It is situated 2km south east of the town centre on a narrow coastal plain between granite hills to the north and west and southern coastal dunes. The inlet is 14km long and 4km wide, covering an area of 48sq km. It has an average depth of 1.8m and its deepest point is 5m.
Its mouth is approximately 100m wide and receives its main water supply from the Denmark and Hay rivers. The Sleeman and Little rivers together with Cuppup Creek contribute smaller quantities. From January to August a sandbar blocks the inlet. When the sandbar opens, the inlet discharges through Nullaki Point at the eastern end of Denmark’s Ocean Beach into Ratcliffe Bay and eventually into the Southern Ocean.
It is thought the inlet formed around 6,000 – 8,000 years ago when rising sea levels flooded an ancient river valley. There is plenty of archaeological evidence, including fish traps, corroboree sites and ochre excavation pits, to prove Noongar people lived in the area for many millennia. The Noongar’s called the inlet Koorabup, meaning the ‘place of the black swan’.
The inlet takes its European name after Thomas Wilson, who discovered it during his 1892 expedition from Albany. Soon after Wilson’s discovery, Europeans began to settle in the area, the first being the Randall and Young families. Land clearing began in the 1920s and by 1982, 46 per cent of the catchment was privately owned. Today only 38 per cent of the original catchment area remains as forest or national parks.

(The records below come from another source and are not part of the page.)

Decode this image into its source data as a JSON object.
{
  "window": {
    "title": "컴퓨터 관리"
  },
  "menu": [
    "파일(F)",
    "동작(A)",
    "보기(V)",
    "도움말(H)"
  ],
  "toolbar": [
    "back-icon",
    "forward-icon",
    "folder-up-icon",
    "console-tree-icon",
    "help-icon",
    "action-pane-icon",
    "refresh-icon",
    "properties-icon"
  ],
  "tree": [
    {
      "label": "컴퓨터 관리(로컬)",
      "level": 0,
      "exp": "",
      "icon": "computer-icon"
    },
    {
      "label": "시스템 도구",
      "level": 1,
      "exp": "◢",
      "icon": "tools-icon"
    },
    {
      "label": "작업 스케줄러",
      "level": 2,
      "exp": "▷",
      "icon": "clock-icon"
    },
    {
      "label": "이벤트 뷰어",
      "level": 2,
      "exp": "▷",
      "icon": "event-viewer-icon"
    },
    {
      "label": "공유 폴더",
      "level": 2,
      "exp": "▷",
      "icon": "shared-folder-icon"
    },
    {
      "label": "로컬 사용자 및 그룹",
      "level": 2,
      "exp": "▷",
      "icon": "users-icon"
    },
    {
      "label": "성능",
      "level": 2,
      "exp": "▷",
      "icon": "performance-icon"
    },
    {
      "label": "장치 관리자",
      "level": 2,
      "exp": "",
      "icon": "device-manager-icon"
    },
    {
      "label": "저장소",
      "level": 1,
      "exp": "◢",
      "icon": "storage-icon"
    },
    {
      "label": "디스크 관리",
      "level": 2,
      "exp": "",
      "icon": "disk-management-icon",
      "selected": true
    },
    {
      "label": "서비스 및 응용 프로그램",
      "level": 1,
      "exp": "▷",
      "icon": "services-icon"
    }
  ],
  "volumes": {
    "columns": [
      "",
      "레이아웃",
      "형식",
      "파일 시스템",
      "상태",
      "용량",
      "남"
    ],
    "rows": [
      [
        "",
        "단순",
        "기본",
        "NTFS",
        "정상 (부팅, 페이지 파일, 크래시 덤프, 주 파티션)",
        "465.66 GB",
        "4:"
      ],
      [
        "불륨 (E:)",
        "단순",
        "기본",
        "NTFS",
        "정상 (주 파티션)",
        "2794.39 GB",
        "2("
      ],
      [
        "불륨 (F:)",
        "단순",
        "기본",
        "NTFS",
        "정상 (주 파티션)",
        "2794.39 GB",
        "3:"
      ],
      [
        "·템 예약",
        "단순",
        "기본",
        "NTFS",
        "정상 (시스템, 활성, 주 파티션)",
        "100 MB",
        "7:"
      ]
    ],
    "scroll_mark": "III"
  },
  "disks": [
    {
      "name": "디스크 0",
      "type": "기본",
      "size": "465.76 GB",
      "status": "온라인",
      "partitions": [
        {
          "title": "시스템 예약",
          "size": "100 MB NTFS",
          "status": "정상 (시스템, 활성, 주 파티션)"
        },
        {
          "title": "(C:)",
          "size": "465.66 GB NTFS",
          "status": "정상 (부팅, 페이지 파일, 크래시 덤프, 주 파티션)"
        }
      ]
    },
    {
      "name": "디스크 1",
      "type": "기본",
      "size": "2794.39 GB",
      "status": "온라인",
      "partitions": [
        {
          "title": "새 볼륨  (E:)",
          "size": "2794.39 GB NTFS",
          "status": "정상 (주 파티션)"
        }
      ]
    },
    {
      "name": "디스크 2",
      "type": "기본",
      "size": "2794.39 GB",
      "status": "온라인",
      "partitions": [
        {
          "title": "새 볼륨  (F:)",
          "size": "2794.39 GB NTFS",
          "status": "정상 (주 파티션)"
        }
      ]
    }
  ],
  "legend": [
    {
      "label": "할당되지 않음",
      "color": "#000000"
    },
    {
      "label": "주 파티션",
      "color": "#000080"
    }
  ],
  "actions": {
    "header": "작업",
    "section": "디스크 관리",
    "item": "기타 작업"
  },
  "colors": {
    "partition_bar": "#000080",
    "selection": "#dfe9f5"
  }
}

A blue mussel and belon oyster farm, established in 2002, operates on a 12 ha lease on the south side of the inlet. Its first harvest was in 2005/2006. Many species of fish inhabit the inlet including cobbler, King George whiting, tailor, mullet, salmon trout and flathead. Fish found in the estuary include sandy sprat, yellow eye and sea mullet and blue mackerel.
Birds commonly seen in the area include the silver gull, Australian pelican, black swan, little black cormorant, grey teal, blue-billed duck, red-necked avocet and the Australasian shoveler.
This report of a boating accident at the inlet, was published in the Western Mail on September 9, 1922.
A wire was received at the office of the Commissioner of Police from Albany regarding the terrible boating tragedy at Wilson Inlet, Denmark, on the 3rd instant.
Four young men (all returned soldiers) named Edgar Rushton, Harold Weieht, Victor Green and K J Dickenson were concerned. It stated that a search was instituted by Smith Bros in motor launches on the 4th Last. Dickenson was found in an exhausted state on the shore in the vicinity of Pelican Point. He stated that he believed his companions were drowned. All except Rushton belonged to Mr Parry's survey party. Mr Smith states that a heavy gale raged at about 4pm and probably capsized the boat. Later, it was definitely known that the three missing men were drowned. The only survivor is progressing favourably.